The rapidly growing sustainability-linked bond (SLB) market, and SLB issuers would benefit from the incorporation of more ambitious performance metrics and sustainability goals, according to fixed income investment manager PIMCO.
Sustainability-linked debt is one of the fastest growing areas of sustainable finance, with attributes including interest payments tied to an issuer’s achievement of specific sustainability targets. Corporate interest in sustainability-linked loans has grown rapidly, as the financing provides flexibility to use proceeds for general corporate purposes, while with instruments such as green bonds, raised funds can only be allocated to specific categories of green projects.
In a post by PIMCO ESG Research Analyst Samuel Mary, Portfolio Manager Ketish Pothalingam and ESG Research Analyst Juan Rojas, the fixed income manager outlined the drivers of the dramatic growth in SLBs, including investor interest in aligning their financial goals with sustainability benchmarks, and the facilitation of this growth, with the 2020 release by the International Capital Market Association (ICMA) of voluntary guidelines – the Sustainability-Linked Bond Principles – aimed at improving the transparency and overall integrity of the SLB market.
The post highlights the ability to strengthen the credibility of the SLB market, pointing out that “debatable practices” remain, that “continue to pose challenges for investors.” The authors state, for example, that “in many cases, deals have included ESG metrics only for direct greenhouse gas emissions even if the vast majority of the issuer’s overall emissions are indirect and other sustainability metrics, such as water, pollution, waste, safety, or health, are more relevant for the issuer’s industry.”
The post offers a number of suggestions to improve SLB structures, including introducing shorter trigger dates to evaluate if key performance indicator (KPI) targets have been met, building milestones into sustainability performance targets (SBTs) and providing legal documentation to demonstrate progress, and providing external verification of the historical performance of the KPIs, calculation methods and data quality.
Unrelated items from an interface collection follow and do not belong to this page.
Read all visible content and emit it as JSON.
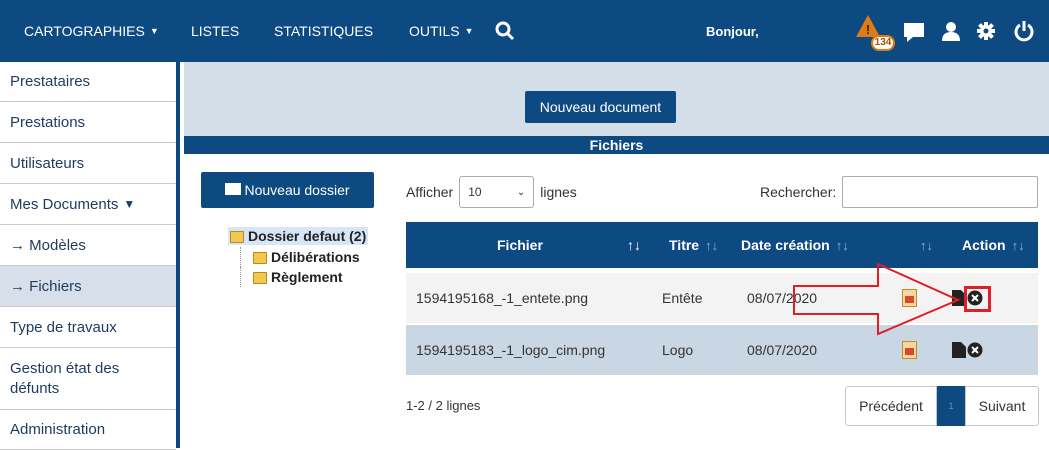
{
  "topnav": {
    "cartographies": "CARTOGRAPHIES",
    "listes": "LISTES",
    "statistiques": "STATISTIQUES",
    "outils": "OUTILS",
    "greeting": "Bonjour,",
    "alert_count": "134"
  },
  "sidebar": {
    "items": [
      {
        "label": "Prestataires"
      },
      {
        "label": "Prestations"
      },
      {
        "label": "Utilisateurs"
      },
      {
        "label": "Mes Documents"
      },
      {
        "label": "→ Modèles"
      },
      {
        "label": "→ Fichiers"
      },
      {
        "label": "Type de travaux"
      },
      {
        "label": "Gestion état des défunts"
      },
      {
        "label": "Administration"
      }
    ]
  },
  "main": {
    "new_document": "Nouveau document",
    "section_title": "Fichiers",
    "new_folder": "Nouveau dossier",
    "show_label": "Afficher",
    "show_value": "10",
    "lines_label": "lignes",
    "search_label": "Rechercher:",
    "search_value": ""
  },
  "tree": {
    "root": "Dossier defaut (2)",
    "children": [
      "Délibérations",
      "Règlement"
    ]
  },
  "table": {
    "columns": [
      "Fichier",
      "Titre",
      "Date création",
      "",
      "Action"
    ],
    "rows": [
      {
        "fichier": "1594195168_-1_entete.png",
        "titre": "Entête",
        "date": "08/07/2020"
      },
      {
        "fichier": "1594195183_-1_logo_cim.png",
        "titre": "Logo",
        "date": "08/07/2020"
      }
    ]
  },
  "footer": {
    "info": "1-2 / 2 lignes",
    "prev": "Précédent",
    "page": "1",
    "next": "Suivant"
  },
  "colors": {
    "brand": "#0e4a82",
    "banner": "#d4dee9",
    "alert": "#e07b12",
    "annotation": "#e01e25"
  }
}
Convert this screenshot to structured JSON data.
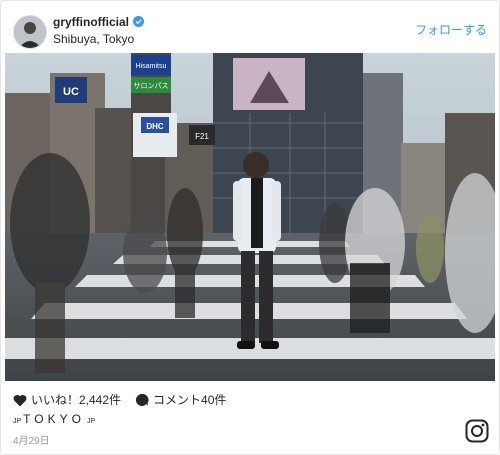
{
  "header": {
    "username": "gryffinofficial",
    "location": "Shibuya, Tokyo",
    "follow_label": "フォローする"
  },
  "photo": {
    "signs": {
      "hisamitsu": "Hisamitsu",
      "salonpas": "サロンパス",
      "uc": "UC",
      "dhc": "DHC",
      "f21": "F21"
    }
  },
  "actions": {
    "likes_text": "いいね！2,442件",
    "comments_text": "コメント40件"
  },
  "caption": {
    "prefix": "JP",
    "main": "TOKYO",
    "suffix": "JP"
  },
  "date": "4月29日",
  "icons": {
    "verified": "verified-badge-icon",
    "heart": "heart-icon",
    "comment": "comment-bubble-icon",
    "tag": "user-tag-icon",
    "instagram": "instagram-logo-icon"
  },
  "colors": {
    "accent": "#3897f0",
    "text": "#262626",
    "muted": "#999999"
  }
}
Recommendations also include following practices in line with typical bond covenants, including the use of credible and ambitious targets, the inclusion of material and relevant metrics.
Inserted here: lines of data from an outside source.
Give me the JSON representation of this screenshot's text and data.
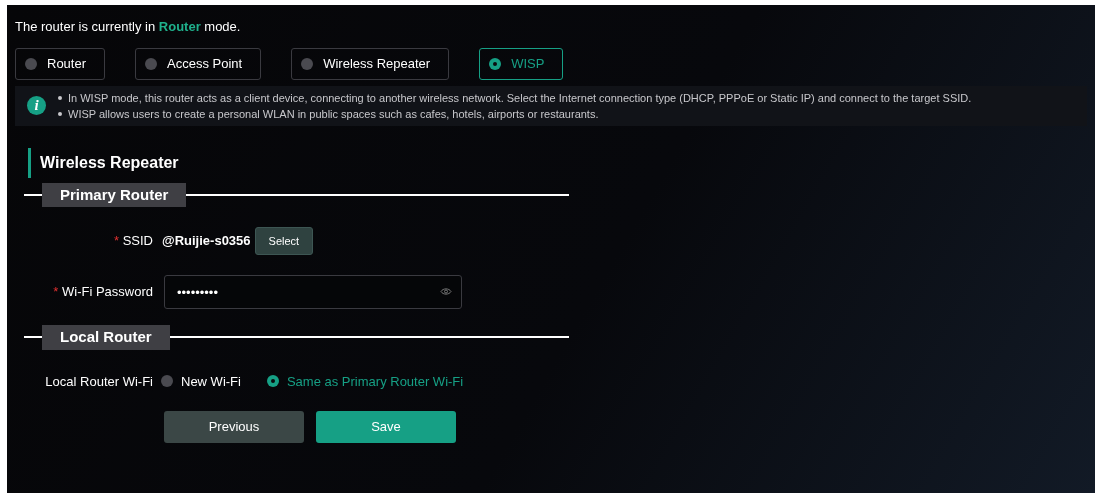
{
  "status": {
    "prefix": "The router is currently in",
    "mode": "Router",
    "suffix": "mode."
  },
  "modes": [
    {
      "label": "Router",
      "selected": false
    },
    {
      "label": "Access Point",
      "selected": false
    },
    {
      "label": "Wireless Repeater",
      "selected": false
    },
    {
      "label": "WISP",
      "selected": true
    }
  ],
  "info_icon": "i",
  "info": [
    "In WISP mode, this router acts as a client device, connecting to another wireless network. Select the Internet connection type (DHCP, PPPoE or Static IP) and connect to the target SSID.",
    "WISP allows users to create a personal WLAN in public spaces such as cafes, hotels, airports or restaurants."
  ],
  "section_title": "Wireless Repeater",
  "primary": {
    "legend": "Primary Router",
    "required_mark": "*",
    "ssid_label": "SSID",
    "ssid_value": "@Ruijie-s0356",
    "select_button": "Select",
    "password_label": "Wi-Fi Password",
    "password_value": "•••••••••"
  },
  "local": {
    "legend": "Local Router",
    "wifi_label": "Local Router Wi-Fi",
    "options": [
      {
        "label": "New Wi-Fi",
        "selected": false
      },
      {
        "label": "Same as Primary Router Wi-Fi",
        "selected": true
      }
    ]
  },
  "buttons": {
    "previous": "Previous",
    "save": "Save"
  }
}
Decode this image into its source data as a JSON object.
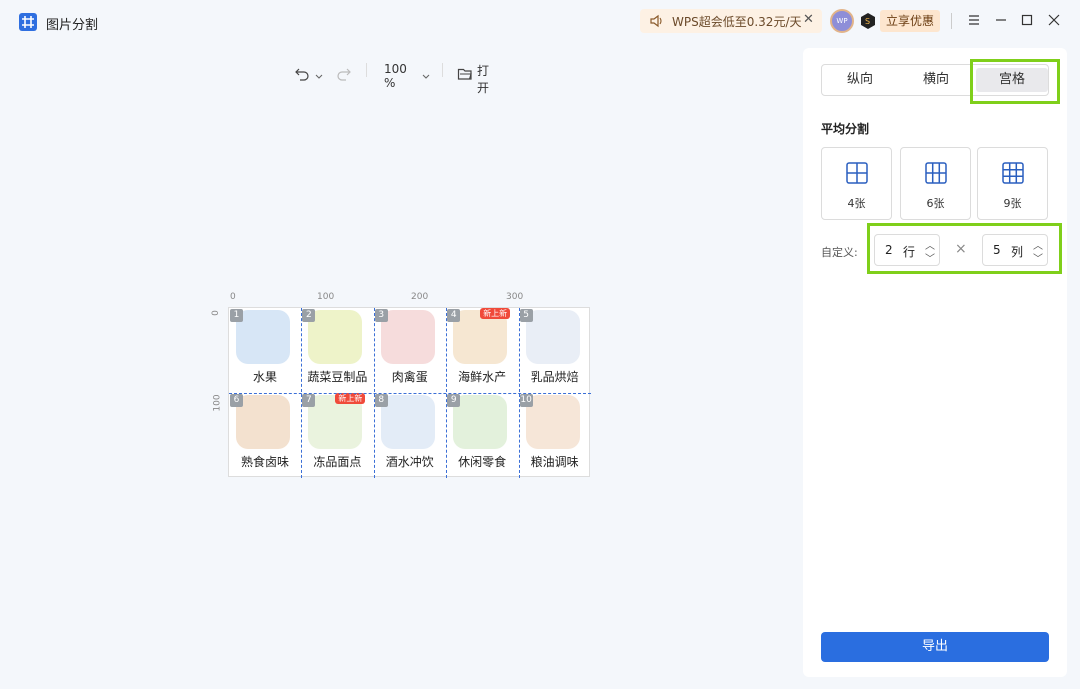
{
  "titlebar": {
    "title": "图片分割",
    "promo_text": "WPS超会低至0.32元/天",
    "avatar_text": "WP",
    "claim_label": "立享优惠",
    "icons": [
      "app-logo-icon",
      "speaker-icon",
      "close-icon",
      "vip-icon",
      "menu-icon",
      "minimize-icon",
      "maximize-icon",
      "window-close-icon"
    ]
  },
  "toolbar": {
    "zoom": "100 %",
    "open_label": "打开"
  },
  "canvas": {
    "ruler_x": [
      "0",
      "100",
      "200",
      "300"
    ],
    "ruler_y": [
      "0",
      "100"
    ],
    "grid": {
      "rows": 2,
      "cols": 5
    },
    "cells": [
      {
        "num": "1",
        "label": "水果",
        "color": "#d7e6f6",
        "tag": ""
      },
      {
        "num": "2",
        "label": "蔬菜豆制品",
        "color": "#eef3c9",
        "tag": ""
      },
      {
        "num": "3",
        "label": "肉禽蛋",
        "color": "#f6dcdc",
        "tag": ""
      },
      {
        "num": "4",
        "label": "海鲜水产",
        "color": "#f6e7d2",
        "tag": "新上新"
      },
      {
        "num": "5",
        "label": "乳品烘焙",
        "color": "#e9eef6",
        "tag": ""
      },
      {
        "num": "6",
        "label": "熟食卤味",
        "color": "#f3e1cf",
        "tag": ""
      },
      {
        "num": "7",
        "label": "冻品面点",
        "color": "#eaf3de",
        "tag": "新上新"
      },
      {
        "num": "8",
        "label": "酒水冲饮",
        "color": "#e3ecf7",
        "tag": ""
      },
      {
        "num": "9",
        "label": "休闲零食",
        "color": "#e3f1dc",
        "tag": ""
      },
      {
        "num": "10",
        "label": "粮油调味",
        "color": "#f6e6d8",
        "tag": ""
      }
    ]
  },
  "panel": {
    "tabs": [
      "纵向",
      "横向",
      "宫格"
    ],
    "active_tab": "宫格",
    "section_title": "平均分割",
    "presets": [
      "4张",
      "6张",
      "9张"
    ],
    "custom_label": "自定义:",
    "rows_value": "2",
    "rows_unit": "行",
    "cols_value": "5",
    "cols_unit": "列",
    "times": "×",
    "export_label": "导出",
    "accent_color": "#2a6ee0",
    "highlight_color": "#7fcf1a"
  }
}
The authors wrote:
“We believe SLBs sit well alongside the well-established use-of-proceeds markets, and we will continue to evaluate new deals based on our proprietary evaluation framework for ESG-labeled debt while partnering with issuers to support best practices. Most encouraging for us is the increasingly wide set of issuers choosing to issue SLBs. While clear progress has taken place, the room for improvement is undeniable.”
Click here to view the post.